Sony’s promotion machine came up with PON-CHAK, a disco title for E’s music, and was marketed to the teens of Japan. In the Spring of 1996 E-Pak-Sa Encyclopedia of Pon-Chak Party 1 & 2 was released. Here E’s music changes, as he sings words and lyrics not just sounds and vocalizations. This is overall a more refined outing. There are also a few songs sung in English, e.g., our fav, Monkey Magic. Also included in this effort is a song titled Young Man, E’s rendition of the Village People’s YMCA. His brilliant interpretation only contains hints of the original disco anthem. Still formatted to be one-continuous-track, E uses his distinct vocals to signal to the listener the song’s end. Released later that same year was 2002 E-Pak-Sa’s Space Odyssey and E-Pak-Sa’s 5cm Higher and Rising!. Sales were initially slow, but steady. Sony’s package as “Korea’s Disco Emperor” who sings in a unique style telling of Korean culture enabled him to land a gig as spokes-model for a large cosmetic company in Japan. E’s appearance in the commercial as a foreigner singing in his native tongue was unprecedented. This exposure launched E into superstardom in Japan.

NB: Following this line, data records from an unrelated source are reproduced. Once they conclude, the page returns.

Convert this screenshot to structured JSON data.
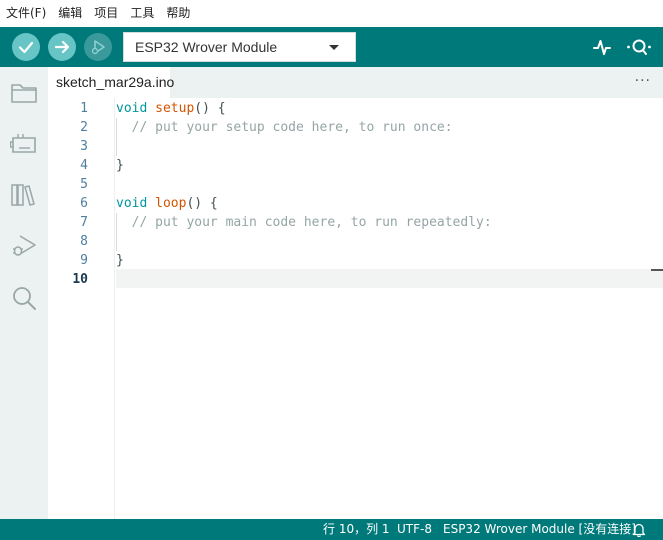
{
  "menu": [
    "文件(F)",
    "编辑",
    "项目",
    "工具",
    "帮助"
  ],
  "toolbar": {
    "verify_icon": "check-icon",
    "upload_icon": "arrow-right-icon",
    "debug_icon": "debug-play-icon",
    "board": "ESP32 Wrover Module",
    "serial_plotter_icon": "pulse-icon",
    "serial_monitor_icon": "magnifier-dots-icon"
  },
  "sidebar": {
    "items": [
      "folder-icon",
      "board-icon",
      "library-icon",
      "debug-icon",
      "search-icon"
    ]
  },
  "tab": {
    "filename": "sketch_mar29a.ino",
    "more": "···"
  },
  "editor": {
    "line_numbers": [
      "1",
      "2",
      "3",
      "4",
      "5",
      "6",
      "7",
      "8",
      "9",
      "10"
    ],
    "active_line": 10,
    "lines": [
      {
        "kw": "void",
        "fn": "setup",
        "rest": "() {"
      },
      {
        "comment": "  // put your setup code here, to run once:"
      },
      {
        "text": ""
      },
      {
        "text": "}"
      },
      {
        "text": ""
      },
      {
        "kw": "void",
        "fn": "loop",
        "rest": "() {"
      },
      {
        "comment": "  // put your main code here, to run repeatedly:"
      },
      {
        "text": ""
      },
      {
        "text": "}"
      },
      {
        "text": ""
      }
    ]
  },
  "status": {
    "position": "行 10，列 1",
    "encoding": "UTF-8",
    "board": "ESP32 Wrover Module [没有连接]",
    "bell_icon": "bell-icon"
  },
  "colors": {
    "accent": "#00797a",
    "button": "#67c5c6",
    "keyword": "#00979d",
    "function": "#d35400",
    "comment": "#95a5a6"
  }
}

Sell-out concerts, myriad television appearances, riots at in-stores, and Japanese teens speaking Korean are all products of E Pak Sa’s impact in Japan. E had infiltrated the popular culture of Japan and paved the way for other Korean artist to do the same. 1997 saw the release of the CD Space Fantasy.
After a three-year hiatus, Space Fantasy 2000, a remix of the earlier release hit stores. During this time Sony Korea had caught on and were eager to reintroduce E Pak Sa to Korea’s teenagers and the world. Again the record company recreated his image and began to market him as one of the world’s leading artist. The remix sounds much like typical, techno J-Pop with samples of his recognizable vocals peppered throughout. Sometime in late 2000 or early 2001 Pon-Chak Revolution, a 2 CD package, Pak Sa Revolution, and Pak Sa Emotion were unleashed on the consumer market. Revolution contains extended techno dance remixes from the latter. Also from 2001 is 2Pak4 Winter Techno-Pon. This appears to be a Christmas release from the cover artwork. We easily found all of these CD’s in Little Seoul, a mid-town Manhattan neighborhood.
E Pak Sa continues to be a star in his homeland and other parts of Asia. Maybe someday his aesthetics will wash upon our shores. Until then please visit www.fancymag.com to enjoy some of his videos and television appearances.